victory as a professional and it was the first time the world championships was
held outside Europe. It was special for all the riders. It was very nice. The
course was very hard the weather was nice and the people too. It was a great day
In a career that spanned a decade Merckx, who was nicknamed "The
Cannibal" for the manner in which he destroyed his opponents, was the face
of cycling and is widely touted as the greatest cyclist of all time. In addition
to the five Tour de France victories and three world championship titles he also
smashed the coveted world one-hour record in Mexico City covering 49.432km or
30.717 miles. It was a record that stood for 24 years before Chris Boardman of
Britain finally lowered it in Manchester riding, what else, but an Eddie Merckx
The Belgian wonder was a most complete rider winning multi stage races,
one-day races and achieving the one-hour world record in his career. Comparisons
between the three distinct events are not easily made.
"It is completely different. There is more prestige doing world
championships. Something you do. You have nothing to win almost all to
lose," he explains. "The big difference between the events is that the
Tour de France is three weeks. The Tour de France is the biggest race in
cycling. But the hour record is very special."
Merckx has high hopes for his son who won the Tour d'Ain this year. Although
Axel has the greatest resource any rider could hope for at home fatherly advice
is something, which he only occasionally seeks.
"He is part of a professional team so we speak together but he has his
own trainer his own mechanics his own sports director," says the elder
Merckx, "So yes we speak but he is already in a professional team. I hope
he will make the podium (at the world championships) I think he is in good shape
now and he has also really good motivation because his wife is also from Canada
from Kelowna, British Columbia. So I think he will be very, very
As a businessman he still makes his living from cycling selling his high end
bike frames in 18 countries around the world including Canada, USA, Europe,
Australia, New Zealand, Singapore and Japan. In all, he employs 27 people in his
factory.

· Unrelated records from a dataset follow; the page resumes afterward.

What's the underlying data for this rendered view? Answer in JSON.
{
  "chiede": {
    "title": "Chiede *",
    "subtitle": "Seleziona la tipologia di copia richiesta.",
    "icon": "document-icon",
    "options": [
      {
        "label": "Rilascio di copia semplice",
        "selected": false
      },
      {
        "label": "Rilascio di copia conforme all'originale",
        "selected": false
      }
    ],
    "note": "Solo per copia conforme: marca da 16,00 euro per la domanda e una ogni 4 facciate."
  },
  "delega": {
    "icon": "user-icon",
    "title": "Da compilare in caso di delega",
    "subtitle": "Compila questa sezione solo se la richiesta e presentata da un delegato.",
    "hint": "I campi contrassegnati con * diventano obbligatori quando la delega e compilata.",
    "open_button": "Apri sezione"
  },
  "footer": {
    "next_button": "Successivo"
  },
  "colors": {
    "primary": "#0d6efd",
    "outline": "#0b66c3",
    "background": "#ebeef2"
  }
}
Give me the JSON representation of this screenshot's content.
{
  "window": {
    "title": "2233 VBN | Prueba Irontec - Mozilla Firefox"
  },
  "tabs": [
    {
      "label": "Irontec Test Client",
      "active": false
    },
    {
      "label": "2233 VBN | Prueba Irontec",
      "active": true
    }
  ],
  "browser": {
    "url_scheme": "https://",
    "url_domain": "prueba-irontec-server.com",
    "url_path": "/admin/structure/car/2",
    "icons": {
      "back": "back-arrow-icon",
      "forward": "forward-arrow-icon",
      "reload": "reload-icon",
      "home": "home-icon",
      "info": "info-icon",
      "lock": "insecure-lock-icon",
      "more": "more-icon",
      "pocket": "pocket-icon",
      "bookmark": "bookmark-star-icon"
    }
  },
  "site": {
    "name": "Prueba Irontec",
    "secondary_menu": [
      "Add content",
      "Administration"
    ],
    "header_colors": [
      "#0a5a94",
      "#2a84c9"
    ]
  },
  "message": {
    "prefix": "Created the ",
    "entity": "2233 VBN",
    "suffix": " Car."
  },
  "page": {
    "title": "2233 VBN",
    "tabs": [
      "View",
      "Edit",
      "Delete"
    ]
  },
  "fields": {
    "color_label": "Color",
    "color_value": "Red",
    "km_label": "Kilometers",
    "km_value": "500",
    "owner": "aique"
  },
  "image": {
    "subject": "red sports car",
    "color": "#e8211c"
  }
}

And so he is very much in tune with modern cycling lamenting the fact
that today's cyclists race frequently to earn money.
Although there have been some cycling enthusiasts who would prefer the
championships were held in Europe on a regular basis Merckx is amongst those who
are delighted to see the championships shared with less powerful cycling
"In Canada (in 1974) there were a lot of people and now the World
Championships has been in Colombia and Colorado and cycling has become more
international," he concludes. "That is very good. The more
international cycling is the better it is for the cyclists."